EXERCISE PROMPT
Verbatim output of the full listing is required.

EXCERPTED DATA

* * * *

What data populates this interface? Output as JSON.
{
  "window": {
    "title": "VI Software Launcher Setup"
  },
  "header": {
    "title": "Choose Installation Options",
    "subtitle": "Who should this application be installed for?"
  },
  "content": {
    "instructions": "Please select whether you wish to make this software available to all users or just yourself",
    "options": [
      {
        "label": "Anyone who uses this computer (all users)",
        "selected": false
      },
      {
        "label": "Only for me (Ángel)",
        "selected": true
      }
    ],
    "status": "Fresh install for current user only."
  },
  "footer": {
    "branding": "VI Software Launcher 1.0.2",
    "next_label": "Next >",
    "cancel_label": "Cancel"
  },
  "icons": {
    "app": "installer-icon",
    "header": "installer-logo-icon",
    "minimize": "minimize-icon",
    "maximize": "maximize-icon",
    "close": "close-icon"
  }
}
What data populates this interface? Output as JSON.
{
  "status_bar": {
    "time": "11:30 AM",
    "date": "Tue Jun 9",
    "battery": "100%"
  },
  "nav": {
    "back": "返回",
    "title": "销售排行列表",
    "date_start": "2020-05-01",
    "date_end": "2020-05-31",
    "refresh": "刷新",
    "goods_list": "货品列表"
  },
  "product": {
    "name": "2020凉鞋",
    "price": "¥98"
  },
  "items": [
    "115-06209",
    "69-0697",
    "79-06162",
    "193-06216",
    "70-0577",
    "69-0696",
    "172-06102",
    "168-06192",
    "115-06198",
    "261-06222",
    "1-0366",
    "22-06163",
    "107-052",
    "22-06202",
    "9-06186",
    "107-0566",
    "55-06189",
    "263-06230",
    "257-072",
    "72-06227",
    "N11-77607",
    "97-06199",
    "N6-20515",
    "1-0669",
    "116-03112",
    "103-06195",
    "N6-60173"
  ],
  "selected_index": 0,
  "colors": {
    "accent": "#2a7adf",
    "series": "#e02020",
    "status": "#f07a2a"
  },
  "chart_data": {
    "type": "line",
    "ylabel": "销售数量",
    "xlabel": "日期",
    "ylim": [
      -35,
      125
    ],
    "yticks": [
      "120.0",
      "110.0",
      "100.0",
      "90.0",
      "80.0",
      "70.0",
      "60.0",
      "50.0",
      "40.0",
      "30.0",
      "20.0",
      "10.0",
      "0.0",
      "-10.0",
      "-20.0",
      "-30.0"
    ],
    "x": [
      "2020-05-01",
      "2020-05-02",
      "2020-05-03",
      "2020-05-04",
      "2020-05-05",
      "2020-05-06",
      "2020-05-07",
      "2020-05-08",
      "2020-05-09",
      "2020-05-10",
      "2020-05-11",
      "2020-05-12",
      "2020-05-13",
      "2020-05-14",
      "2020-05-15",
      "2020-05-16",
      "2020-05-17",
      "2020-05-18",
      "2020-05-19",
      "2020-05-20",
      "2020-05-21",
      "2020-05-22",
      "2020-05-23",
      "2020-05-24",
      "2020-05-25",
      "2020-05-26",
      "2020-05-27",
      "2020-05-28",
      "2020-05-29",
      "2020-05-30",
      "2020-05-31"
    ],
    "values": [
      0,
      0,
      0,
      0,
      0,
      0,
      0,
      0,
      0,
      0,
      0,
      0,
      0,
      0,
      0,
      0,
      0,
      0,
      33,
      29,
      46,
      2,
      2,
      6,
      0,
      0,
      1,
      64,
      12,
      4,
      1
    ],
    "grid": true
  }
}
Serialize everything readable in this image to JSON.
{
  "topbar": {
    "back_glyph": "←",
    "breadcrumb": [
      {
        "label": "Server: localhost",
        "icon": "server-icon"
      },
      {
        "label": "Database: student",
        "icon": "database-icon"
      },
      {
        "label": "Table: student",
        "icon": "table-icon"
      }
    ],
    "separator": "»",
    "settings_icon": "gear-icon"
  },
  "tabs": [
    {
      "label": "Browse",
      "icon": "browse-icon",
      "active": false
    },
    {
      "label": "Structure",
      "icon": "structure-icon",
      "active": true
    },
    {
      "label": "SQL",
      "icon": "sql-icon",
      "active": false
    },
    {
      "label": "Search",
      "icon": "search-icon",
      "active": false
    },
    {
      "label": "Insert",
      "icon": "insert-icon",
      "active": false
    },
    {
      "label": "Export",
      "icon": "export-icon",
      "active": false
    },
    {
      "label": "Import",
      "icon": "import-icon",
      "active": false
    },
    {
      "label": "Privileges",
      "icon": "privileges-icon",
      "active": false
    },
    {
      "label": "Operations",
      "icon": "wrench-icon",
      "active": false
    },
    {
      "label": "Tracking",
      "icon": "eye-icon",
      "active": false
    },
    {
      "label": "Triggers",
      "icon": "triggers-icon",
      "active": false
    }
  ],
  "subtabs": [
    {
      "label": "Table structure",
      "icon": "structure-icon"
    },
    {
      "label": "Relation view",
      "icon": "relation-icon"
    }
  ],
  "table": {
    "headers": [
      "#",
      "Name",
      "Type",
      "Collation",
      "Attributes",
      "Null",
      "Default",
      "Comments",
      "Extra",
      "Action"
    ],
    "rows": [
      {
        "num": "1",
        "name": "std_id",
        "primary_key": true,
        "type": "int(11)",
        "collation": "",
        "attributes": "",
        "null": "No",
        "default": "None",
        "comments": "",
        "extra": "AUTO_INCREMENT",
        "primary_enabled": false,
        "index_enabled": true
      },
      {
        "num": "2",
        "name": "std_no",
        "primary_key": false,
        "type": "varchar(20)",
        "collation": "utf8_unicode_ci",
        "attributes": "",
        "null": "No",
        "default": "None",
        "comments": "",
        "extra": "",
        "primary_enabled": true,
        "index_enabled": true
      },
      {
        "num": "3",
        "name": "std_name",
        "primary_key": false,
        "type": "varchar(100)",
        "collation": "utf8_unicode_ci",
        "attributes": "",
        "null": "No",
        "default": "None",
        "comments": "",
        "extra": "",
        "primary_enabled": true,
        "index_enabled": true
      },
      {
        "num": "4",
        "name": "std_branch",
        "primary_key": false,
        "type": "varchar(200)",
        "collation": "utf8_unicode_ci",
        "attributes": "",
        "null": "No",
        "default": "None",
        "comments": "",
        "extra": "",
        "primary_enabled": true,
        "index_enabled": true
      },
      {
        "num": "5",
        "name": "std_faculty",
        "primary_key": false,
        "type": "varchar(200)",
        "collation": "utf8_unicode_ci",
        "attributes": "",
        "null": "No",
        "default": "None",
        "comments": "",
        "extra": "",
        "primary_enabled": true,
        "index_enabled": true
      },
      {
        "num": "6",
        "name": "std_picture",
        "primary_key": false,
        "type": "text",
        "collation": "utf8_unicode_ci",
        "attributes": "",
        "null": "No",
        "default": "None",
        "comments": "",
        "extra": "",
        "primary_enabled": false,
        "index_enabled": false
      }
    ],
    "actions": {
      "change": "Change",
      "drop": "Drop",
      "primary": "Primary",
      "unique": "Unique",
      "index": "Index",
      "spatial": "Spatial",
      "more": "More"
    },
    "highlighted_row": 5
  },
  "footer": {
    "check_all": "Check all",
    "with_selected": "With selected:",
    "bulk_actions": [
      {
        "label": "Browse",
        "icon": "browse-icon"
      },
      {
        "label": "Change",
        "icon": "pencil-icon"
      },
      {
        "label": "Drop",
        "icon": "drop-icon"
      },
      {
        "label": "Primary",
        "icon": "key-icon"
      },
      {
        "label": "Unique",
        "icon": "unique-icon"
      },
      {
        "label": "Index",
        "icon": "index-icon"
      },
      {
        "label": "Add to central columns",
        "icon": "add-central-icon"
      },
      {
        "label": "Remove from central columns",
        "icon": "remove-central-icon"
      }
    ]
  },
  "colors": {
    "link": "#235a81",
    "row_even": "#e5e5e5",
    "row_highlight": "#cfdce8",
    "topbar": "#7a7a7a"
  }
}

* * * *

RESPONSE
What data populates this interface? Output as JSON.
{
  "window": {
    "title": "VI Software Launcher Setup"
  },
  "header": {
    "title": "Choose Installation Options",
    "subtitle": "Who should this application be installed for?"
  },
  "content": {
    "instructions": "Please select whether you wish to make this software available to all users or just yourself",
    "options": [
      {
        "label": "Anyone who uses this computer (all users)",
        "selected": false
      },
      {
        "label": "Only for me (Ángel)",
        "selected": true
      }
    ],
    "status": "Fresh install for current user only."
  },
  "footer": {
    "branding": "VI Software Launcher 1.0.2",
    "next_label": "Next >",
    "cancel_label": "Cancel"
  },
  "icons": {
    "app": "installer-icon",
    "header": "installer-logo-icon",
    "minimize": "minimize-icon",
    "maximize": "maximize-icon",
    "close": "close-icon"
  }
}
What data populates this interface? Output as JSON.
{
  "status_bar": {
    "time": "11:30 AM",
    "date": "Tue Jun 9",
    "battery": "100%"
  },
  "nav": {
    "back": "返回",
    "title": "销售排行列表",
    "date_start": "2020-05-01",
    "date_end": "2020-05-31",
    "refresh": "刷新",
    "goods_list": "货品列表"
  },
  "product": {
    "name": "2020凉鞋",
    "price": "¥98"
  },
  "items": [
    "115-06209",
    "69-0697",
    "79-06162",
    "193-06216",
    "70-0577",
    "69-0696",
    "172-06102",
    "168-06192",
    "115-06198",
    "261-06222",
    "1-0366",
    "22-06163",
    "107-052",
    "22-06202",
    "9-06186",
    "107-0566",
    "55-06189",
    "263-06230",
    "257-072",
    "72-06227",
    "N11-77607",
    "97-06199",
    "N6-20515",
    "1-0669",
    "116-03112",
    "103-06195",
    "N6-60173"
  ],
  "selected_index": 0,
  "colors": {
    "accent": "#2a7adf",
    "series": "#e02020",
    "status": "#f07a2a"
  },
  "chart_data": {
    "type": "line",
    "ylabel": "销售数量",
    "xlabel": "日期",
    "ylim": [
      -35,
      125
    ],
    "yticks": [
      "120.0",
      "110.0",
      "100.0",
      "90.0",
      "80.0",
      "70.0",
      "60.0",
      "50.0",
      "40.0",
      "30.0",
      "20.0",
      "10.0",
      "0.0",
      "-10.0",
      "-20.0",
      "-30.0"
    ],
    "x": [
      "2020-05-01",
      "2020-05-02",
      "2020-05-03",
      "2020-05-04",
      "2020-05-05",
      "2020-05-06",
      "2020-05-07",
      "2020-05-08",
      "2020-05-09",
      "2020-05-10",
      "2020-05-11",
      "2020-05-12",
      "2020-05-13",
      "2020-05-14",
      "2020-05-15",
      "2020-05-16",
      "2020-05-17",
      "2020-05-18",
      "2020-05-19",
      "2020-05-20",
      "2020-05-21",
      "2020-05-22",
      "2020-05-23",
      "2020-05-24",
      "2020-05-25",
      "2020-05-26",
      "2020-05-27",
      "2020-05-28",
      "2020-05-29",
      "2020-05-30",
      "2020-05-31"
    ],
    "values": [
      0,
      0,
      0,
      0,
      0,
      0,
      0,
      0,
      0,
      0,
      0,
      0,
      0,
      0,
      0,
      0,
      0,
      0,
      33,
      29,
      46,
      2,
      2,
      6,
      0,
      0,
      1,
      64,
      12,
      4,
      1
    ],
    "grid": true
  }
}
Serialize everything readable in this image to JSON.
{
  "topbar": {
    "back_glyph": "←",
    "breadcrumb": [
      {
        "label": "Server: localhost",
        "icon": "server-icon"
      },
      {
        "label": "Database: student",
        "icon": "database-icon"
      },
      {
        "label": "Table: student",
        "icon": "table-icon"
      }
    ],
    "separator": "»",
    "settings_icon": "gear-icon"
  },
  "tabs": [
    {
      "label": "Browse",
      "icon": "browse-icon",
      "active": false
    },
    {
      "label": "Structure",
      "icon": "structure-icon",
      "active": true
    },
    {
      "label": "SQL",
      "icon": "sql-icon",
      "active": false
    },
    {
      "label": "Search",
      "icon": "search-icon",
      "active": false
    },
    {
      "label": "Insert",
      "icon": "insert-icon",
      "active": false
    },
    {
      "label": "Export",
      "icon": "export-icon",
      "active": false
    },
    {
      "label": "Import",
      "icon": "import-icon",
      "active": false
    },
    {
      "label": "Privileges",
      "icon": "privileges-icon",
      "active": false
    },
    {
      "label": "Operations",
      "icon": "wrench-icon",
      "active": false
    },
    {
      "label": "Tracking",
      "icon": "eye-icon",
      "active": false
    },
    {
      "label": "Triggers",
      "icon": "triggers-icon",
      "active": false
    }
  ],
  "subtabs": [
    {
      "label": "Table structure",
      "icon": "structure-icon"
    },
    {
      "label": "Relation view",
      "icon": "relation-icon"
    }
  ],
  "table": {
    "headers": [
      "#",
      "Name",
      "Type",
      "Collation",
      "Attributes",
      "Null",
      "Default",
      "Comments",
      "Extra",
      "Action"
    ],
    "rows": [
      {
        "num": "1",
        "name": "std_id",
        "primary_key": true,
        "type": "int(11)",
        "collation": "",
        "attributes": "",
        "null": "No",
        "default": "None",
        "comments": "",
        "extra": "AUTO_INCREMENT",
        "primary_enabled": false,
        "index_enabled": true
      },
      {
        "num": "2",
        "name": "std_no",
        "primary_key": false,
        "type": "varchar(20)",
        "collation": "utf8_unicode_ci",
        "attributes": "",
        "null": "No",
        "default": "None",
        "comments": "",
        "extra": "",
        "primary_enabled": true,
        "index_enabled": true
      },
      {
        "num": "3",
        "name": "std_name",
        "primary_key": false,
        "type": "varchar(100)",
        "collation": "utf8_unicode_ci",
        "attributes": "",
        "null": "No",
        "default": "None",
        "comments": "",
        "extra": "",
        "primary_enabled": true,
        "index_enabled": true
      },
      {
        "num": "4",
        "name": "std_branch",
        "primary_key": false,
        "type": "varchar(200)",
        "collation": "utf8_unicode_ci",
        "attributes": "",
        "null": "No",
        "default": "None",
        "comments": "",
        "extra": "",
        "primary_enabled": true,
        "index_enabled": true
      },
      {
        "num": "5",
        "name": "std_faculty",
        "primary_key": false,
        "type": "varchar(200)",
        "collation": "utf8_unicode_ci",
        "attributes": "",
        "null": "No",
        "default": "None",
        "comments": "",
        "extra": "",
        "primary_enabled": true,
        "index_enabled": true
      },
      {
        "num": "6",
        "name": "std_picture",
        "primary_key": false,
        "type": "text",
        "collation": "utf8_unicode_ci",
        "attributes": "",
        "null": "No",
        "default": "None",
        "comments": "",
        "extra": "",
        "primary_enabled": false,
        "index_enabled": false
      }
    ],
    "actions": {
      "change": "Change",
      "drop": "Drop",
      "primary": "Primary",
      "unique": "Unique",
      "index": "Index",
      "spatial": "Spatial",
      "more": "More"
    },
    "highlighted_row": 5
  },
  "footer": {
    "check_all": "Check all",
    "with_selected": "With selected:",
    "bulk_actions": [
      {
        "label": "Browse",
        "icon": "browse-icon"
      },
      {
        "label": "Change",
        "icon": "pencil-icon"
      },
      {
        "label": "Drop",
        "icon": "drop-icon"
      },
      {
        "label": "Primary",
        "icon": "key-icon"
      },
      {
        "label": "Unique",
        "icon": "unique-icon"
      },
      {
        "label": "Index",
        "icon": "index-icon"
      },
      {
        "label": "Add to central columns",
        "icon": "add-central-icon"
      },
      {
        "label": "Remove from central columns",
        "icon": "remove-central-icon"
      }
    ]
  },
  "colors": {
    "link": "#235a81",
    "row_even": "#e5e5e5",
    "row_highlight": "#cfdce8",
    "topbar": "#7a7a7a"
  }
}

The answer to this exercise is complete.